[Records from a dataset]
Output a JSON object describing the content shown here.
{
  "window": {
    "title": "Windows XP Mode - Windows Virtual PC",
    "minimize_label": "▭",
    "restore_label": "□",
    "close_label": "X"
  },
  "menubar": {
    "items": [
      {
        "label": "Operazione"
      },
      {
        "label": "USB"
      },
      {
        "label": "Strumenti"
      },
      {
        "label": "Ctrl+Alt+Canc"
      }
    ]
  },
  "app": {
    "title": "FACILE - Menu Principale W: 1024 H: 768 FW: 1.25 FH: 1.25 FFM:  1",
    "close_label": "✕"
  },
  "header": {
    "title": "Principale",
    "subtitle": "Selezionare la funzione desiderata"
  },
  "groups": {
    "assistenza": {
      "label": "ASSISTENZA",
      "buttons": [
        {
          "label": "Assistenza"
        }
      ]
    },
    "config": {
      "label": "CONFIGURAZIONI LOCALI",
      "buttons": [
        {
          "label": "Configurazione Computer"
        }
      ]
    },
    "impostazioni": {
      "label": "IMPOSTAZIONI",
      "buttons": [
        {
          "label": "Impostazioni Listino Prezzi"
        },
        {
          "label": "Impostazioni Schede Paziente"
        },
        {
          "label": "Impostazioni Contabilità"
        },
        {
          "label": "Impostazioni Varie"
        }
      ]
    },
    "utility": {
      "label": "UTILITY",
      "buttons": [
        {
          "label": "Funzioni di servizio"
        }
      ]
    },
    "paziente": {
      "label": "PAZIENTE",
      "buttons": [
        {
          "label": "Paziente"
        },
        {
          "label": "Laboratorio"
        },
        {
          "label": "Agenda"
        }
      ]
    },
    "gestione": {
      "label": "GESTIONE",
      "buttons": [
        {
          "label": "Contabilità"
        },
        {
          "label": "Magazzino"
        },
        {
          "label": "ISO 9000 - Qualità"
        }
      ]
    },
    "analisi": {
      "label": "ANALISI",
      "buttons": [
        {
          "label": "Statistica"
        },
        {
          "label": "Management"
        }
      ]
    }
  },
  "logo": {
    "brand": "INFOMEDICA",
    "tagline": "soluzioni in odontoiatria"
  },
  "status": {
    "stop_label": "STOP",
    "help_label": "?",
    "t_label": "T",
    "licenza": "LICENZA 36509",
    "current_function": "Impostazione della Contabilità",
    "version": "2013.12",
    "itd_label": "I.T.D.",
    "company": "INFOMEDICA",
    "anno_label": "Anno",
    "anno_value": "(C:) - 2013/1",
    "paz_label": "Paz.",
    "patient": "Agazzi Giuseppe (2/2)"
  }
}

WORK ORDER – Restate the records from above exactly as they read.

RESULT OF THIS TASK –
Output a JSON object describing the content shown here.
{
  "window": {
    "title": "Windows XP Mode - Windows Virtual PC",
    "minimize_label": "▭",
    "restore_label": "□",
    "close_label": "X"
  },
  "menubar": {
    "items": [
      {
        "label": "Operazione"
      },
      {
        "label": "USB"
      },
      {
        "label": "Strumenti"
      },
      {
        "label": "Ctrl+Alt+Canc"
      }
    ]
  },
  "app": {
    "title": "FACILE - Menu Principale W: 1024 H: 768 FW: 1.25 FH: 1.25 FFM:  1",
    "close_label": "✕"
  },
  "header": {
    "title": "Principale",
    "subtitle": "Selezionare la funzione desiderata"
  },
  "groups": {
    "assistenza": {
      "label": "ASSISTENZA",
      "buttons": [
        {
          "label": "Assistenza"
        }
      ]
    },
    "config": {
      "label": "CONFIGURAZIONI LOCALI",
      "buttons": [
        {
          "label": "Configurazione Computer"
        }
      ]
    },
    "impostazioni": {
      "label": "IMPOSTAZIONI",
      "buttons": [
        {
          "label": "Impostazioni Listino Prezzi"
        },
        {
          "label": "Impostazioni Schede Paziente"
        },
        {
          "label": "Impostazioni Contabilità"
        },
        {
          "label": "Impostazioni Varie"
        }
      ]
    },
    "utility": {
      "label": "UTILITY",
      "buttons": [
        {
          "label": "Funzioni di servizio"
        }
      ]
    },
    "paziente": {
      "label": "PAZIENTE",
      "buttons": [
        {
          "label": "Paziente"
        },
        {
          "label": "Laboratorio"
        },
        {
          "label": "Agenda"
        }
      ]
    },
    "gestione": {
      "label": "GESTIONE",
      "buttons": [
        {
          "label": "Contabilità"
        },
        {
          "label": "Magazzino"
        },
        {
          "label": "ISO 9000 - Qualità"
        }
      ]
    },
    "analisi": {
      "label": "ANALISI",
      "buttons": [
        {
          "label": "Statistica"
        },
        {
          "label": "Management"
        }
      ]
    }
  },
  "logo": {
    "brand": "INFOMEDICA",
    "tagline": "soluzioni in odontoiatria"
  },
  "status": {
    "stop_label": "STOP",
    "help_label": "?",
    "t_label": "T",
    "licenza": "LICENZA 36509",
    "current_function": "Impostazione della Contabilità",
    "version": "2013.12",
    "itd_label": "I.T.D.",
    "company": "INFOMEDICA",
    "anno_label": "Anno",
    "anno_value": "(C:) - 2013/1",
    "paz_label": "Paz.",
    "patient": "Agazzi Giuseppe (2/2)"
  }
}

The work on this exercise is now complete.